Today we're excited to (soft) launch Bend. Bend makes climate data programmable and queryable — track companies as they cut carbon, and measure the CO2e footprint of your spend.
Thomas and I found our way to this project via our background in fintech. Prior to Bend, we worked together at Abacus, a real time expense management company that I cofounded in 2014, serving small businesses. At Abacus, we noticed a pattern: finance teams are increasingly paying attention to the climate impact of their purchase decisions, from travel policies, to cloud hosting, and beyond.
In some cases this sustainability focus is altruistic; more often, it’s just good business. Larger companies, from Apple to Walmart, have begun to mandate that their suppliers disclose and reduce their climate-changing emissions. This has set off a virtuous cycle — if you want to do business with a company that has made a climate commitment, or if you want to do business with a company that wants to do business with a company that has a made a climate commitment (...and so on) — you need to track carbon. And beyond supply chain pressure, investors (e.g. BlackRock), and the SEC (following in Europe’s footsteps), have announced that they will phase in climate disclosure requirements over the next few years.
Fortunately, there are teams of people already equipped with the tools to tackle this carbon-tracking challenge: finance teams. Finance teams are good at budgeting; managing a carbon budget is a lot like managing a financial budget. And finance teams are good at disclosures; all public companies disclose their financial performance in 10-Ks and quarterly earnings, and many have started to disclose emissions alongside their financials. In the past, sustainability metrics and terminology were inconsistent year-to-year and company-to-company; finance teams, on the other hand, are skilled at deploying industry standard reporting (e.g. GAAP).
We’re launching Bend just as two things are becoming true: 1. the number of companies who recognize the need to transition to a net zero economy (and all the risks and opportunities that will come along with the transition) is rising fast, and 2. companies are looking beyond their direct emissions (Scope 1 and Scope 2) and are starting to set net zero targets that include their supply chain emissions (Scope 3). Supply chain emissions — the emissions from the production and transportation of the things you buy from other companies — are hard to measure. But for most companies, this category contributes the vast majority of total emissions. Carbon emitted producing your product is your carbon. Getting better at measuring supply chain emissions is the whole ballgame.
This supply chain focus requires an entirely new approach to carbon accounting. In the past, due to a lack of transaction-level data, companies would tend to focus their limited attention and resources on a small subset of their spend. They would then use a handful of off-the-shelf ‘emissions factors’ to estimate the carbon footprint of certain activities (e.g. 0.225 kg/mile traveled via airplane, 0.343 kg/mile traveled via car, and so on). This approach is inadequate — the coverage is limited, and the generic emissions averages obscure a huge amount of variation (different cars or aircraft have different performance profiles, airplanes are not uniformly full, etc.). But more importantly, this legacy approach doesn’t create the right accountability. If all air travel is treated interchangeably, JetBlue (for example) isn’t rewarded for upgrading their fleet, or exploring the use of biofuels, or offering more direct flights, or reducing the footprint of their operations, etc. We want JetBlue competing with United, and American, and all the other airlines, to offer the lowest relative emissions. And we want every business in every industry competing in this race. Generic industry averages won’t cut it.

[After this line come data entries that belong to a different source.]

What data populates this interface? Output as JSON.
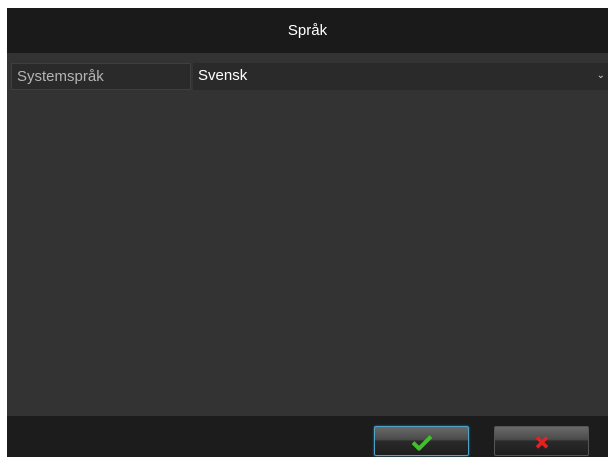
{
  "dialog": {
    "title": "Språk"
  },
  "language_setting": {
    "label": "Systemspråk",
    "selected_value": "Svensk"
  },
  "footer": {
    "confirm_icon": "checkmark-icon",
    "cancel_icon": "close-icon",
    "confirm_color": "#3fbf2a",
    "cancel_color": "#e32222"
  }
}
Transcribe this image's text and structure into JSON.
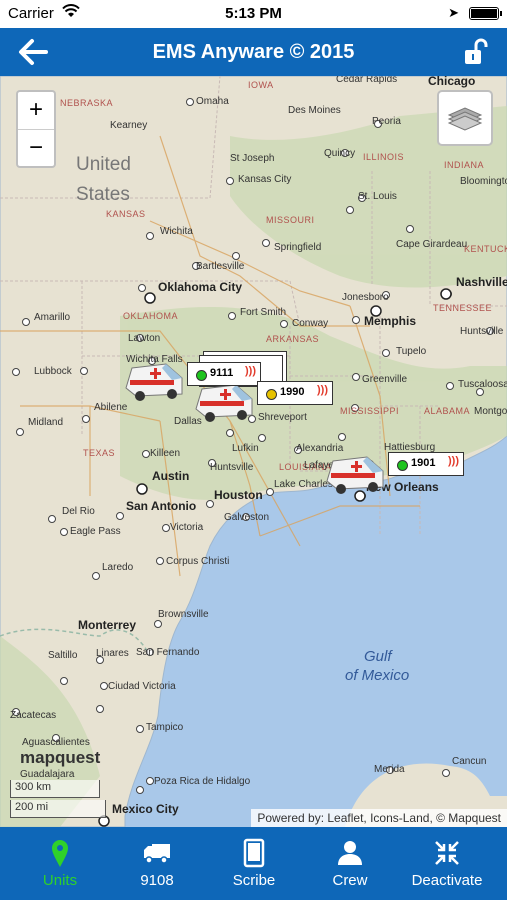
{
  "status": {
    "carrier": "Carrier",
    "time": "5:13 PM"
  },
  "nav": {
    "title": "EMS Anyware © 2015"
  },
  "map": {
    "zoom_in": "+",
    "zoom_out": "−",
    "logo": "mapquest",
    "scale_km": "300 km",
    "scale_mi": "200 mi",
    "attribution": "Powered by: Leaflet, Icons-Land, © Mapquest",
    "country": [
      "United",
      "States"
    ],
    "water": [
      "Gulf",
      "of Mexico"
    ],
    "states": [
      "NEBRASKA",
      "IOWA",
      "ILLINOIS",
      "INDIANA",
      "KANSAS",
      "MISSOURI",
      "OKLAHOMA",
      "ARKANSAS",
      "TENNESSEE",
      "MISSISSIPPI",
      "ALABAMA",
      "TEXAS",
      "LOUISIANA",
      "KENTUCKY"
    ],
    "cities": [
      "Omaha",
      "Cedar Rapids",
      "Chicago",
      "Kearney",
      "Des Moines",
      "Peoria",
      "St Joseph",
      "Quincy",
      "Bloomington",
      "Kansas City",
      "St. Louis",
      "Wichita",
      "Springfield",
      "Cape Girardeau",
      "Bartlesville",
      "Oklahoma City",
      "Nashville",
      "Amarillo",
      "Jonesboro",
      "Fort Smith",
      "Memphis",
      "Huntsville",
      "Lawton",
      "Conway",
      "Tupelo",
      "Lubbock",
      "Wichita Falls",
      "Abilene",
      "Dallas",
      "Greenville",
      "Tuscaloosa",
      "Midland",
      "Shreveport",
      "Montgomery",
      "Lufkin",
      "Alexandria",
      "Hattiesburg",
      "Killeen",
      "Austin",
      "Huntsville",
      "Lafayette",
      "Houston",
      "Lake Charles",
      "New Orleans",
      "Del Rio",
      "San Antonio",
      "Galveston",
      "Eagle Pass",
      "Victoria",
      "Laredo",
      "Corpus Christi",
      "Brownsville",
      "Monterrey",
      "San Fernando",
      "Linares",
      "Ciudad Victoria",
      "Saltillo",
      "Zacatecas",
      "Tampico",
      "Aguascalientes",
      "Guadalajara",
      "Poza Rica de Hidalgo",
      "Mexico City",
      "Merida",
      "Cancun",
      "Amarillo",
      "Abilene"
    ],
    "city_labels_big": [
      "Oklahoma City",
      "Memphis",
      "Austin",
      "San Antonio",
      "Houston",
      "Monterrey",
      "Mexico City",
      "Nashville"
    ],
    "units": [
      {
        "id": "9111",
        "status": "green"
      },
      {
        "id": "1990",
        "status": "yellow"
      },
      {
        "id": "1901",
        "status": "green"
      }
    ]
  },
  "tabs": [
    {
      "label": "Units",
      "icon": "map-pin-icon",
      "active": true
    },
    {
      "label": "9108",
      "icon": "truck-icon",
      "active": false
    },
    {
      "label": "Scribe",
      "icon": "tablet-icon",
      "active": false
    },
    {
      "label": "Crew",
      "icon": "person-icon",
      "active": false
    },
    {
      "label": "Deactivate",
      "icon": "collapse-arrows-icon",
      "active": false
    }
  ],
  "colors": {
    "brand": "#0e67b8",
    "active_tab": "#2fd12a",
    "unit_green": "#1fc41f",
    "unit_yellow": "#e6c200",
    "signal": "#e23b2c"
  }
}
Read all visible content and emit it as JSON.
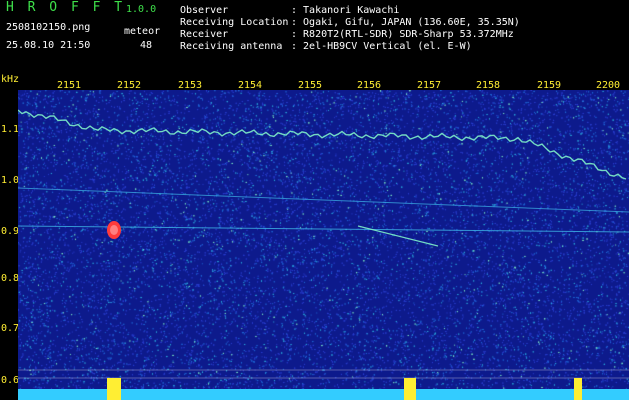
{
  "app": {
    "name": "H R O F F T",
    "version": "1.0.0"
  },
  "file": {
    "name": "2508102150.png",
    "datetime": "25.08.10 21:50"
  },
  "meteor": {
    "label": "meteor",
    "count": "48"
  },
  "info": {
    "observer": {
      "label": "Observer",
      "value": ": Takanori Kawachi"
    },
    "location": {
      "label": "Receiving Location",
      "value": ": Ogaki, Gifu, JAPAN (136.60E, 35.35N)"
    },
    "receiver": {
      "label": "Receiver",
      "value": ": R820T2(RTL-SDR) SDR-Sharp 53.372MHz"
    },
    "antenna": {
      "label": "Receiving antenna",
      "value": ": 2el-HB9CV Vertical (el. E-W)"
    }
  },
  "axis": {
    "unit": "kHz",
    "time_ticks": [
      "2151",
      "2152",
      "2153",
      "2154",
      "2155",
      "2156",
      "2157",
      "2158",
      "2159",
      "2200"
    ],
    "freq_ticks": [
      "1.1",
      "1.0",
      "0.9",
      "0.8",
      "0.7",
      "0.6"
    ]
  },
  "colors": {
    "label": "#ffee33",
    "header_green": "#3ee04a",
    "noise_bg": "#0d1a8c",
    "trace": "#7ef0c8",
    "baseline": "#33ccff"
  }
}
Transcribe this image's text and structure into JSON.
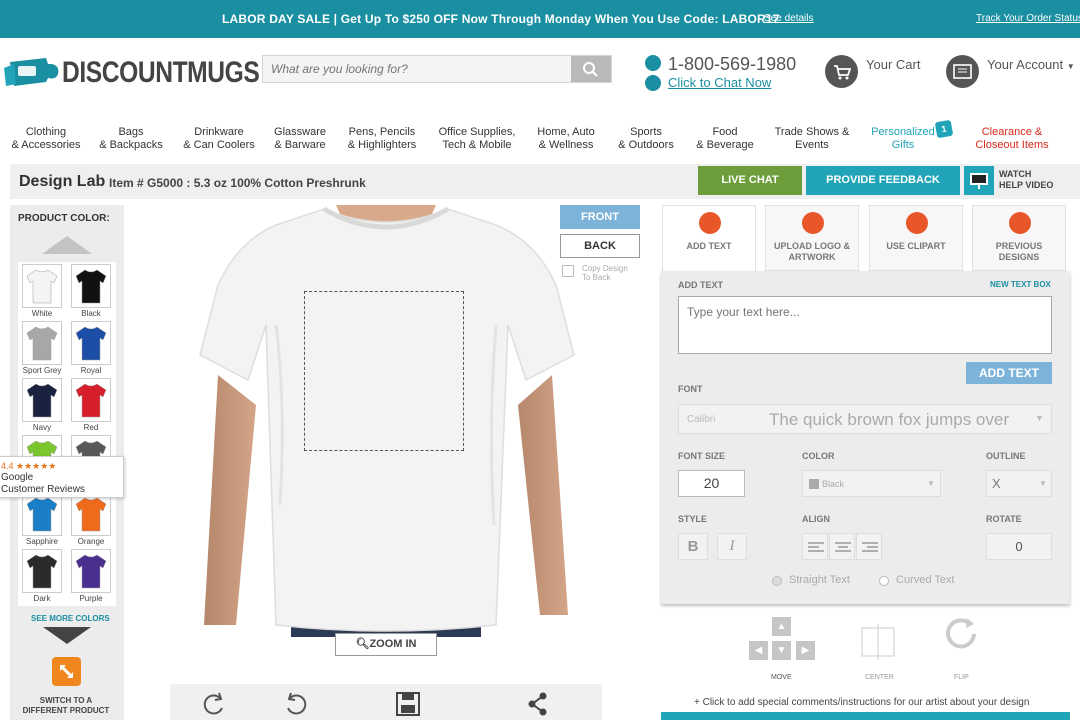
{
  "banner": {
    "text": "LABOR DAY SALE | Get Up To $250 OFF Now Through Monday When You Use Code: LABOR17",
    "see_details": "See details",
    "track_order": "Track Your Order Status"
  },
  "header": {
    "logo": "DISCOUNTMUGS",
    "search_placeholder": "What are you looking for?",
    "phone": "1-800-569-1980",
    "chat_link": "Click to Chat Now",
    "cart_label": "Your Cart",
    "account_label": "Your Account"
  },
  "nav": [
    {
      "line1": "Clothing",
      "line2": "& Accessories",
      "color": "#333333"
    },
    {
      "line1": "Bags",
      "line2": "& Backpacks",
      "color": "#333333"
    },
    {
      "line1": "Drinkware",
      "line2": "& Can Coolers",
      "color": "#333333"
    },
    {
      "line1": "Glassware",
      "line2": "& Barware",
      "color": "#333333"
    },
    {
      "line1": "Pens, Pencils",
      "line2": "& Highlighters",
      "color": "#333333"
    },
    {
      "line1": "Office Supplies,",
      "line2": "Tech & Mobile",
      "color": "#333333"
    },
    {
      "line1": "Home, Auto",
      "line2": "& Wellness",
      "color": "#333333"
    },
    {
      "line1": "Sports",
      "line2": "& Outdoors",
      "color": "#333333"
    },
    {
      "line1": "Food",
      "line2": "& Beverage",
      "color": "#333333"
    },
    {
      "line1": "Trade Shows &",
      "line2": "Events",
      "color": "#333333"
    },
    {
      "line1": "Personalized",
      "line2": "Gifts",
      "color": "#21a4b7",
      "badge": "1"
    },
    {
      "line1": "Clearance &",
      "line2": "Closeout Items",
      "color": "#d9281c"
    }
  ],
  "lab": {
    "title": "Design Lab",
    "item": "Item # G5000 : 5.3 oz 100% Cotton Preshrunk",
    "live_chat": "LIVE CHAT",
    "feedback": "PROVIDE FEEDBACK",
    "watch1": "WATCH",
    "watch2": "HELP VIDEO"
  },
  "colors": {
    "heading": "PRODUCT COLOR:",
    "swatches": [
      {
        "name": "White",
        "hex": "#f4f4f4"
      },
      {
        "name": "Black",
        "hex": "#111111"
      },
      {
        "name": "Sport Grey",
        "hex": "#a7a7a7"
      },
      {
        "name": "Royal",
        "hex": "#1c4ea8"
      },
      {
        "name": "Navy",
        "hex": "#1b2240"
      },
      {
        "name": "Red",
        "hex": "#d71f2b"
      },
      {
        "name": "",
        "hex": "#7bc62e"
      },
      {
        "name": "",
        "hex": "#595959"
      },
      {
        "name": "Sapphire",
        "hex": "#1a7fc8"
      },
      {
        "name": "Orange",
        "hex": "#f06a1b"
      },
      {
        "name": "Dark",
        "hex": "#2b2b2b"
      },
      {
        "name": "Purple",
        "hex": "#4b2f8f"
      }
    ],
    "see_more": "SEE MORE COLORS",
    "switch_line1": "SWITCH TO A",
    "switch_line2": "DIFFERENT PRODUCT"
  },
  "google": {
    "rating": "4.4 ★★★★★",
    "name": "Google",
    "reviews": "Customer Reviews"
  },
  "canvas": {
    "front": "FRONT",
    "back": "BACK",
    "copy1": "Copy Design",
    "copy2": "To Back",
    "zoom": "ZOOM IN"
  },
  "tools": [
    {
      "line1": "ADD TEXT",
      "line2": ""
    },
    {
      "line1": "UPLOAD LOGO &",
      "line2": "ARTWORK"
    },
    {
      "line1": "USE CLIPART",
      "line2": ""
    },
    {
      "line1": "PREVIOUS",
      "line2": "DESIGNS"
    }
  ],
  "panel": {
    "add_text_label": "ADD TEXT",
    "new_box": "NEW TEXT BOX",
    "text_placeholder": "Type your text here...",
    "add_text_btn": "ADD TEXT",
    "font_label": "FONT",
    "font_name": "Calibri",
    "font_sample": "The quick brown fox jumps over",
    "font_size_label": "FONT SIZE",
    "font_size": "20",
    "color_label": "COLOR",
    "color_value": "Black",
    "outline_label": "OUTLINE",
    "outline_value": "X",
    "style_label": "STYLE",
    "bold": "B",
    "italic": "I",
    "align_label": "ALIGN",
    "rotate_label": "ROTATE",
    "rotate_value": "0",
    "straight": "Straight Text",
    "curved": "Curved Text"
  },
  "controls": {
    "move": "MOVE",
    "center": "CENTER",
    "flip": "FLIP",
    "comments": "+ Click to add special comments/instructions for our artist about your design"
  }
}
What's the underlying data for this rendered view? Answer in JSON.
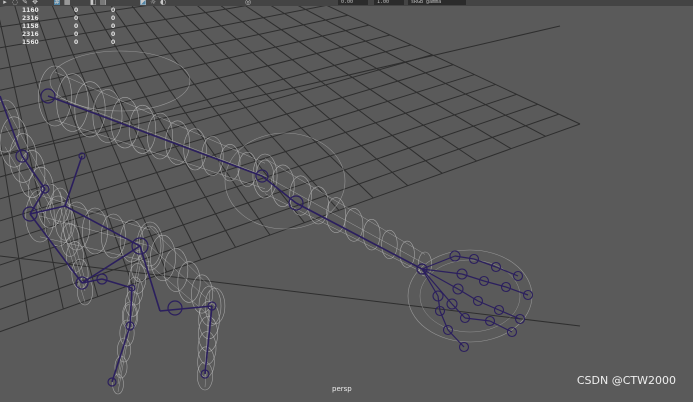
{
  "toolbar": {
    "icons": [
      "select-tool-icon",
      "lasso-icon",
      "paint-select-icon",
      "move-icon",
      "grid-toggle-icon",
      "display-mode-icon",
      "camera-icon",
      "bookmark-icon",
      "xray-icon",
      "lighting-icon",
      "shadow-icon",
      "isolate-icon"
    ],
    "exposure_value": "0.00",
    "gamma_value": "1.00",
    "color_space": "sRGB gamma"
  },
  "hud": {
    "rows": [
      [
        "1160",
        "0",
        "0"
      ],
      [
        "2316",
        "0",
        "0"
      ],
      [
        "1158",
        "0",
        "0"
      ],
      [
        "2316",
        "0",
        "0"
      ],
      [
        "1560",
        "0",
        "0"
      ]
    ]
  },
  "viewport": {
    "camera": "persp",
    "background_color": "#5a5a5a",
    "grid_color": "#2e2e2e",
    "wireframe_color": "#bdbdbd",
    "joint_color": "#2b1f5e"
  },
  "watermark": "CSDN @CTW2000"
}
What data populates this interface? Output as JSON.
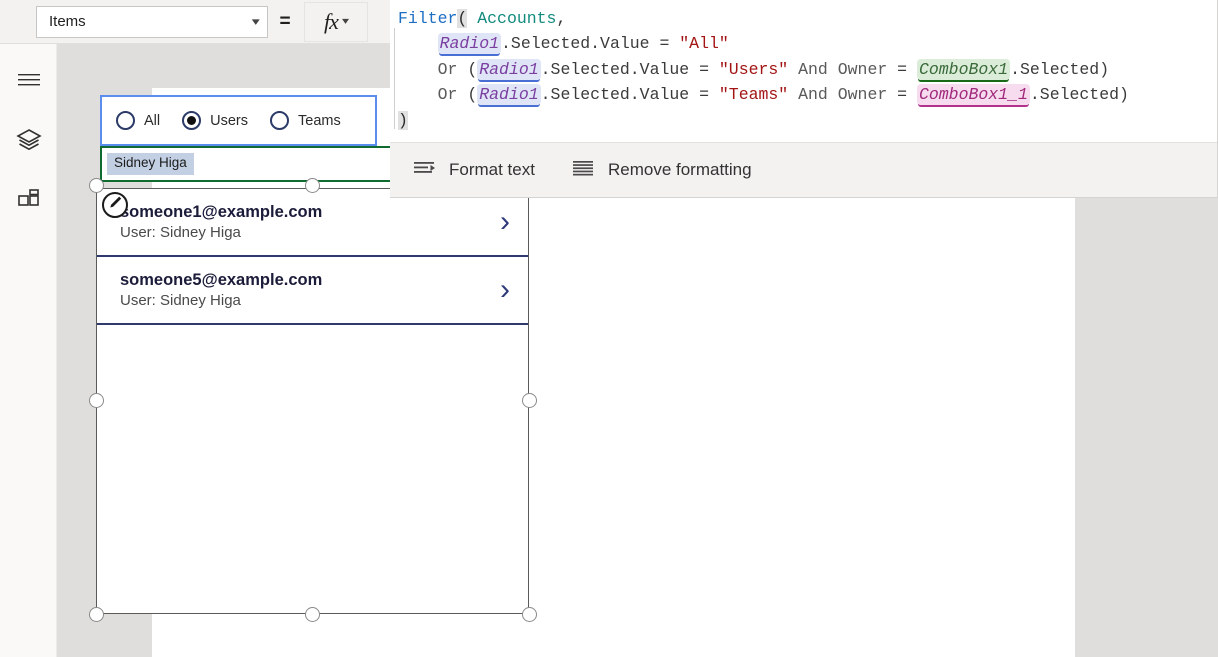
{
  "property_bar": {
    "selected_property": "Items",
    "dropdown_icon": "chevron-down-icon",
    "equals_sign": "=",
    "fx_glyph": "fx",
    "fx_chevron": "chevron-down-icon"
  },
  "left_rail": {
    "items": [
      {
        "name": "hamburger-menu",
        "icon": "hamburger-icon"
      },
      {
        "name": "tree-view",
        "icon": "layers-icon"
      },
      {
        "name": "insert",
        "icon": "grid-components-icon"
      }
    ]
  },
  "canvas": {
    "radio_control": {
      "control_name": "Radio1",
      "options": [
        {
          "label": "All",
          "selected": false
        },
        {
          "label": "Users",
          "selected": true
        },
        {
          "label": "Teams",
          "selected": false
        }
      ]
    },
    "combobox": {
      "control_name": "ComboBox1",
      "chip_value": "Sidney Higa"
    },
    "gallery": {
      "edit_badge_icon": "pencil-edit-icon",
      "items": [
        {
          "title": "someone1@example.com",
          "subtitle": "User: Sidney Higa",
          "chevron": "chevron-right-icon"
        },
        {
          "title": "someone5@example.com",
          "subtitle": "User: Sidney Higa",
          "chevron": "chevron-right-icon"
        }
      ]
    }
  },
  "formula_editor": {
    "lines": [
      [
        {
          "text": "Filter",
          "style": "fn"
        },
        {
          "text": "(",
          "style": "paren-hl"
        },
        {
          "text": " ",
          "style": "plain"
        },
        {
          "text": "Accounts",
          "style": "tbl"
        },
        {
          "text": ",",
          "style": "plain"
        }
      ],
      [
        {
          "text": "    ",
          "style": "plain"
        },
        {
          "text": "Radio1",
          "style": "ref-radio"
        },
        {
          "text": ".Selected.Value = ",
          "style": "plain"
        },
        {
          "text": "\"All\"",
          "style": "str"
        }
      ],
      [
        {
          "text": "    ",
          "style": "plain"
        },
        {
          "text": "Or",
          "style": "kw"
        },
        {
          "text": " (",
          "style": "plain"
        },
        {
          "text": "Radio1",
          "style": "ref-radio"
        },
        {
          "text": ".Selected.Value = ",
          "style": "plain"
        },
        {
          "text": "\"Users\"",
          "style": "str"
        },
        {
          "text": " ",
          "style": "plain"
        },
        {
          "text": "And",
          "style": "kw"
        },
        {
          "text": " ",
          "style": "plain"
        },
        {
          "text": "Owner",
          "style": "kw"
        },
        {
          "text": " = ",
          "style": "plain"
        },
        {
          "text": "ComboBox1",
          "style": "ref-cb1"
        },
        {
          "text": ".Selected)",
          "style": "plain"
        }
      ],
      [
        {
          "text": "    ",
          "style": "plain"
        },
        {
          "text": "Or",
          "style": "kw"
        },
        {
          "text": " (",
          "style": "plain"
        },
        {
          "text": "Radio1",
          "style": "ref-radio"
        },
        {
          "text": ".Selected.Value = ",
          "style": "plain"
        },
        {
          "text": "\"Teams\"",
          "style": "str"
        },
        {
          "text": " ",
          "style": "plain"
        },
        {
          "text": "And",
          "style": "kw"
        },
        {
          "text": " ",
          "style": "plain"
        },
        {
          "text": "Owner",
          "style": "kw"
        },
        {
          "text": " = ",
          "style": "plain"
        },
        {
          "text": "ComboBox1_1",
          "style": "ref-cb2"
        },
        {
          "text": ".Selected)",
          "style": "plain"
        }
      ],
      [
        {
          "text": ")",
          "style": "paren-hl"
        }
      ]
    ],
    "toolbar": {
      "format_text_label": "Format text",
      "format_text_icon": "format-text-icon",
      "remove_formatting_label": "Remove formatting",
      "remove_formatting_icon": "remove-formatting-icon"
    }
  },
  "colors": {
    "selection_blue": "#5b8def",
    "combobox_green": "#0f6b30",
    "gallery_separator": "#2f3a6e",
    "canvas_background": "#e0dedc",
    "rail_background": "#faf9f8"
  }
}
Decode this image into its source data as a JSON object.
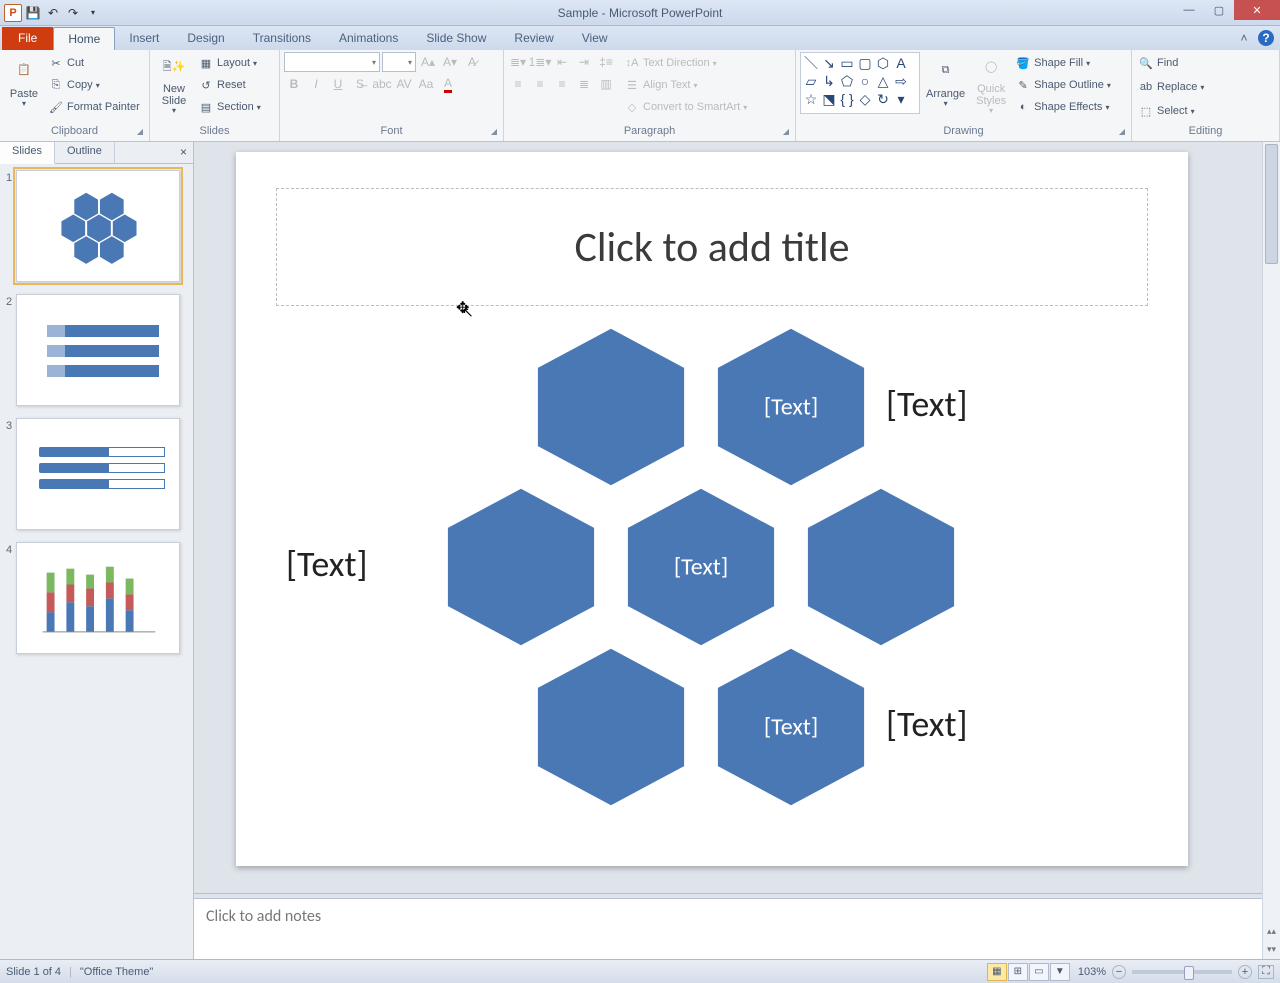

At Bend, we replace industry averages with per-transaction, company-specific CO2e estimates. Imagine, for example, that you’re shopping for a CRM tool like Salesforce. What is the carbon footprint of this potential purchase? Fortunately, Salesforce publishes their emissions data. And so you multiply Salesforce’s total emissions, by the purchase price of their software, divided by their total revenue, and you get 'metric tons of carbon dioxide equivalents,’ or tCO2e. Now, in order to measure your company’s total climate footprint, imagine a similar calculation for each of the thousands of purchases your company makes every month / quarter / year. It's massively recursive; each company’s output becomes an input into other companies’ calculations, as you loop through a supply chain, from raw materials to finished product.
While each individual carbon calculation is simple, the scale of the challenge is massive. The data that companies need for each of these CO2e calculations is hard to access, buried in annual PDFs and blog posts, scattered across the internet. That’s where Bend comes in: Bend aggregates corporate climate data, normalizes it, and exposes it via open APIs. We track greenhouse gas emissions, purchased offsets, and sustainability commitments, aligning with science-based standards. And we forecast the annual reductions necessary for companies to meet their self-determined targets.
Bend’s mission is to become the world’s climate graph. We believe climate impact should be represented in every purchase decision, and tracked on every receipt.
We’re just getting started. Let’s get to work.
- If you’re interested in using Bend to calculate your supply chain footprint, or if you work at a fintech company and would like to help your customers track their supply chain footprint, please get in touch.
- If you work at a company that might be interested in publishing your climate data directly to Bend, please get in touch.
- If you’re a retailer interested in labeling your SKUs with carbon footprint data, please get in touch.
And if you’re excited about what we’re building, please send us an email.